A dry cabin, often regarded as a rustic retreat, embodies a unique form of accommodation that embraces simplicity and self-sufficiency. Unlike conventional living spaces, a dry cabin lacks the luxury of running water and traditional plumbing facilities. Purchasing a dry cabin entails acquiring a property or cabin where access to a piped water supply and standard plumbing infrastructure is absent. This distinctive lifestyle choice beckons individuals or families seeking a closer connection with nature, a respite from urbanity, and a chance to embrace a more minimalistic way of life.
What You Need To Know About Purchasing A Dry Cabin
Here are a few key aspects of purchasing a dry cabin:
Basic Amenities/Water Source
Basic amenities in a dry cabin are designed to provide functionality while embracing a more simplistic lifestyle. Although these cabins do offer electricity for lighting and powering essential appliances, such as refrigerators or cooking devices, they typically lack the more commonplace features like showers, toilets, sinks, or other plumbing fixtures. This absence of traditional plumbing necessitates alternative water sources, such as wells, nearby bodies of water like streams or lakes, or the laborious task of hauling water in containers from external sources. Accessing water for drinking, cooking, and cleaning purposes requires careful consideration and planning.
Living in a dry cabin is often associated with off-grid living, where individuals rely on alternative energy sources like solar panels or generators to meet their electricity needs. Embracing this lifestyle requires a sense of self-sufficiency and the ability to efficiently manage limited resources. Residents may find themselves installing solar panels to harness the sun’s energy or utilizing generators to power their electrical appliances and lighting systems.
Maintenance & Upgrades
Maintaining and upgrading a dry cabin may be necessary to enhance the overall living conditions. The extent of these efforts depends on the initial condition of the cabin at the time of purchase. Investments might include the installation of a composting toilet, a rainwater collection system for sustainable water usage, or other water-conservation measures to optimize resource management.
The decision to purchase a dry cabin is often made by those seeking a departure from the complexities of urban living, opting for a simpler and more self-reliant lifestyle. It provides a unique opportunity to connect with nature, bask in solitude, and reduce dependency on modern conveniences.
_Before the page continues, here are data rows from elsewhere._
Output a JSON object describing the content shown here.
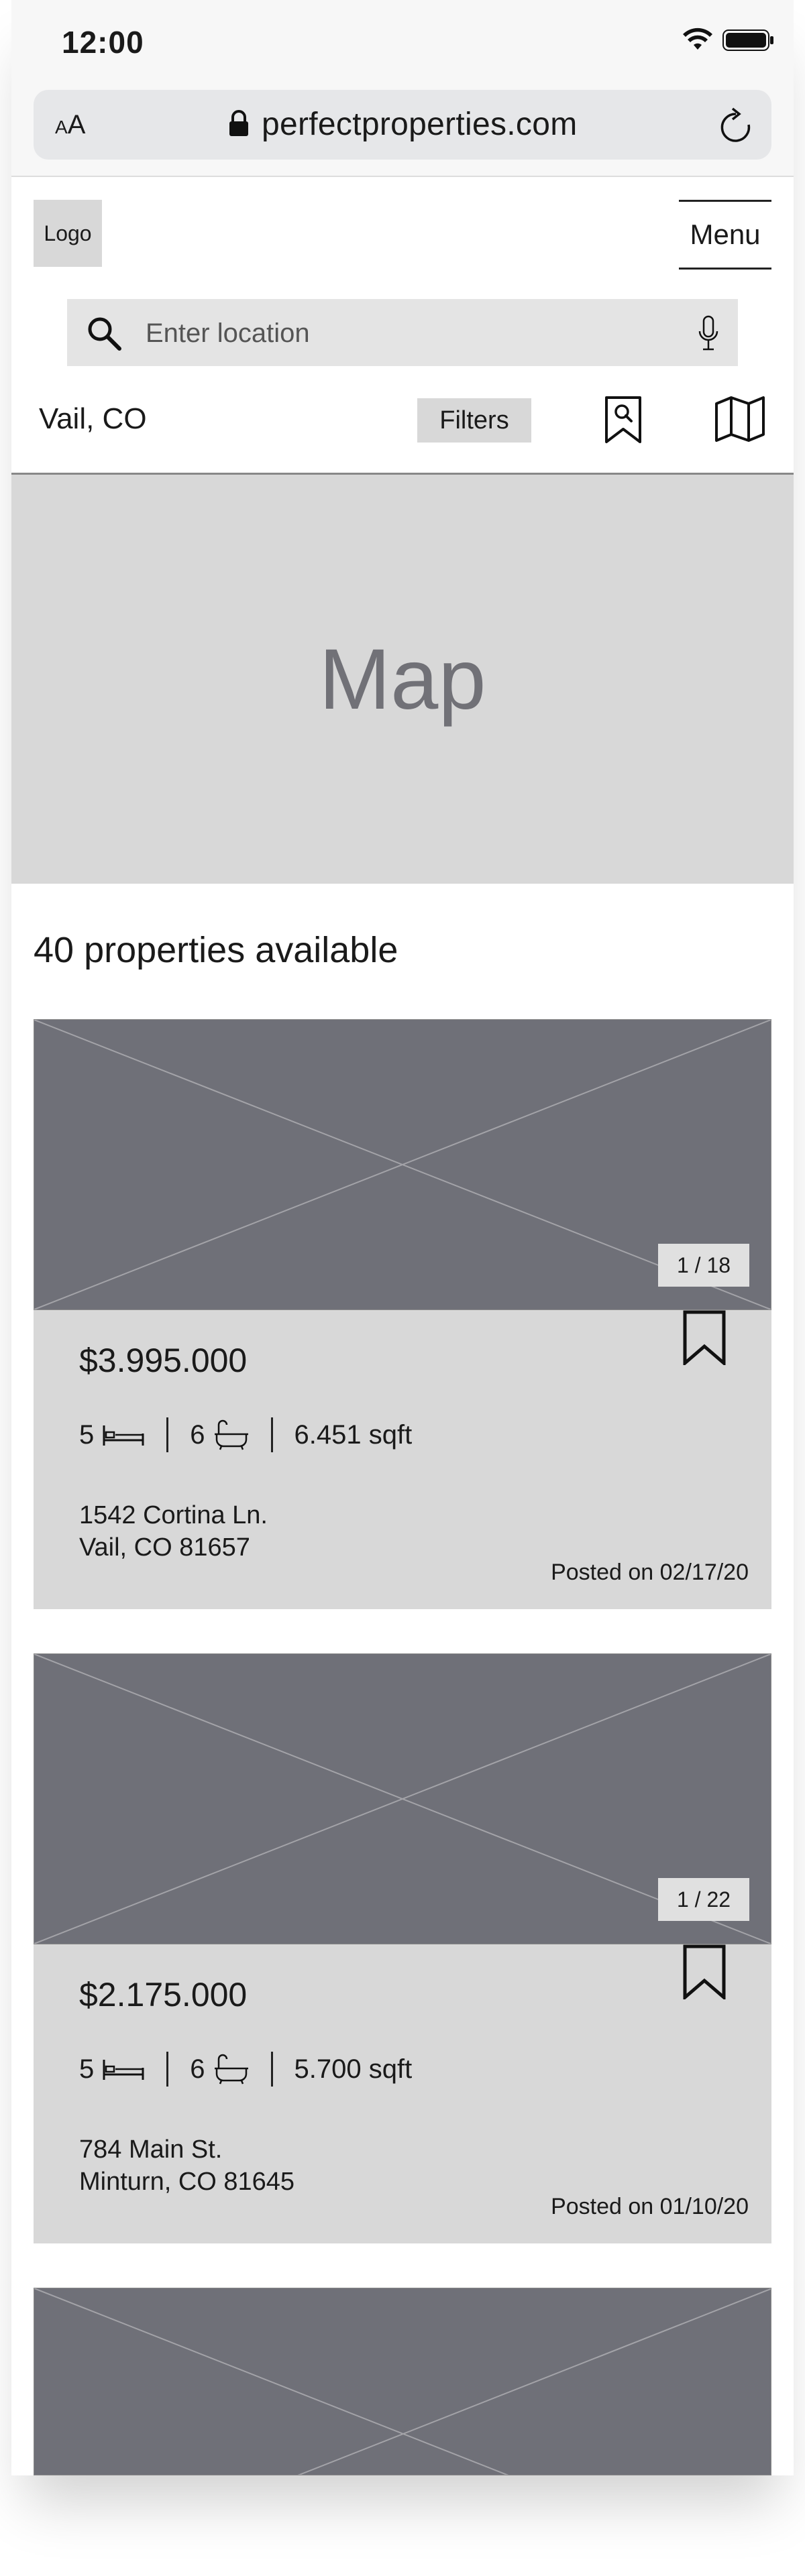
{
  "status_bar": {
    "time": "12:00"
  },
  "browser": {
    "text_size_large": "A",
    "text_size_small": "A",
    "url": "perfectproperties.com"
  },
  "header": {
    "logo": "Logo",
    "menu": "Menu"
  },
  "search": {
    "placeholder": "Enter location"
  },
  "toolbar": {
    "location": "Vail, CO",
    "filters": "Filters"
  },
  "map": {
    "label": "Map"
  },
  "results": {
    "count_text": "40 properties available"
  },
  "listings": [
    {
      "photo_counter": "1 / 18",
      "price": "$3.995.000",
      "beds": "5",
      "baths": "6",
      "sqft": "6.451 sqft",
      "address_line1": "1542 Cortina Ln.",
      "address_line2": "Vail, CO 81657",
      "posted": "Posted on 02/17/20"
    },
    {
      "photo_counter": "1 / 22",
      "price": "$2.175.000",
      "beds": "5",
      "baths": "6",
      "sqft": "5.700 sqft",
      "address_line1": "784 Main St.",
      "address_line2": "Minturn, CO 81645",
      "posted": "Posted on 01/10/20"
    }
  ],
  "colors": {
    "placeholder_gray": "#d8d8d8",
    "photo_gray": "#6f7078",
    "map_text": "#717177"
  }
}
For individuals and families alike, the allure of a dry cabin lies in the chance to embrace a slower pace, find harmony in natural surroundings, and experience a heightened sense of self-sustainability.
Things To Look For Before You Buy A Dry Cabin
Assess the location of the dry cabin, considering factors such as proximity to amenities, access to roads, nearby water sources, and the surrounding natural environment. Determine if the location aligns with your preferences and lifestyle.
Land Ownership & Legal Considerations
Ensure that the land on which the dry cabin is situated is owned by the seller or has clear legal documentation. Verify any zoning restrictions, building permits, or regulations that may affect the property and its intended use.
Condition Of The Cabin
Thoroughly inspect the condition of the dry cabin, both structurally and aesthetically. Look for signs of wear and tear, and potential issues with the roof, walls, flooring, and any other components. Assess if any repairs or renovations will be required and consider the associated costs.
Water Source & Accessibility
Determine how you will access water for drinking, cooking, and cleaning purposes. Consider the availability and reliability of alternative water sources such as wells, nearby bodies of water, or hauling water in containers. Evaluate the practicality and sustainability of the chosen water solution.
If the dry cabin is off-grid, examine the existing infrastructure for alternative energy sources. Assess the condition and capacity of solar panels, generators, or other energy systems. Consider the efficiency and reliability of the systems and determine if any upgrades or maintenance will be necessary.
Explore the options for waste disposal, particularly in terms of human waste. If the cabin does not have a septic system, investigate alternative solutions like composting toilets or other environmentally friendly methods.
Access & Transportation
Consider the accessibility of the dry cabin, especially during different seasons. Evaluate the condition of roads leading to the property and determine if they are suitable for year-round use. Assess if you’ll require a four-wheel-drive vehicle or other transportation means to reach the cabin.
Future Development & Expansion Potential
Determine if there are any restrictions on future development or expansion of the dry cabin. Research local regulations, permits, and any limitations that may affect your plans for the property.
Evaluate the cost of purchasing the dry cabin, including any associated fees, taxes, or maintenance expenses. Consider your budget and the long-term financial implications of owning and maintaining the property.
Engaging professionals such as real estate agents, home inspectors, or contractors experienced in dry cabin properties can provide valuable insights and guidance throughout the buying process. Conduct thorough research and due diligence to ensure that the dry cabin meets your expectations and fits your desired lifestyle. For more information on real estate purchases in Snohomish, contact us!